Objective: The study objective was to assess the effect of music on the physiologic and psychologic parameters in patients undergoing application of a C-clamp after percutaneous coronary interventions (PCI). Design: A repeated-measures randomized controlled trial was used. Setting: The study took place in three intensive care units in Hong Kong. Patients: Sixty-six patients undergoing application of a C-clamp after PCI were recruited. Outcome Measures: Physiologic parameters were blood pressure, heart rate, respiratory rate, and oxygen saturation. Psychologic parameters were measured using the University of California at Los Angeles universal pain score. Intervention: Patients were randomized to receive 45 minutes of music therapy or 45 minutes of an uninterrupted rest period. Three types of music were used, including Chinese classical music, religious music, and Western classical music that had slow beats and was relaxing. The data were collected from September 2004 to December 2005. Results: In the experimental group there were statistically significant reductions in heart rate (P < .001), respiratory rate (P < .001), and oxygen saturation (P < .001), and a lower pain score (P < .001) than in the control group. Conclusion: Music is a simple, safe, and effective method of reducing potentially harmful physiologic and psychologic responses arising from pain in patients post-PCI undergoing a C-clamp procedure.

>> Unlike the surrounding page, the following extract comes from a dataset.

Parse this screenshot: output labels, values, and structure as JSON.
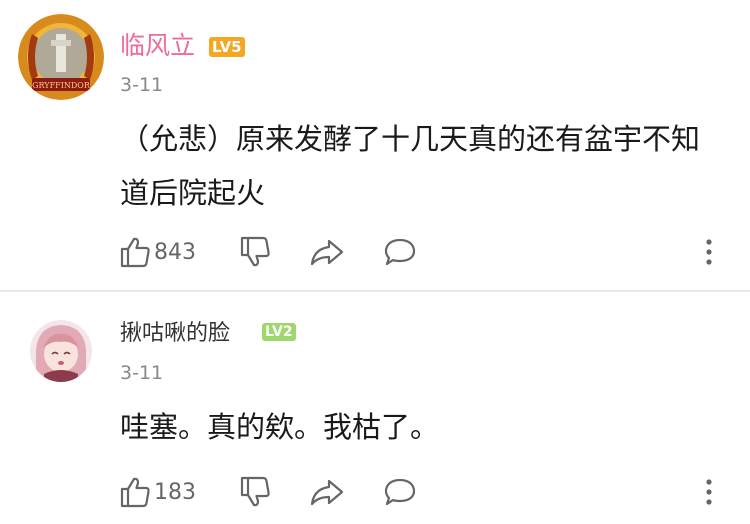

|Number of pages||9|
|Journal||Heart and Lung: Journal of Acute and Critical Care|
|Publication status||Published - Nov 2007|
ASJC Scopus subject areas
- Pulmonary and Respiratory Medicine
- Critical Care and Intensive Care Medicine
- Cardiology and Cardiovascular Medicine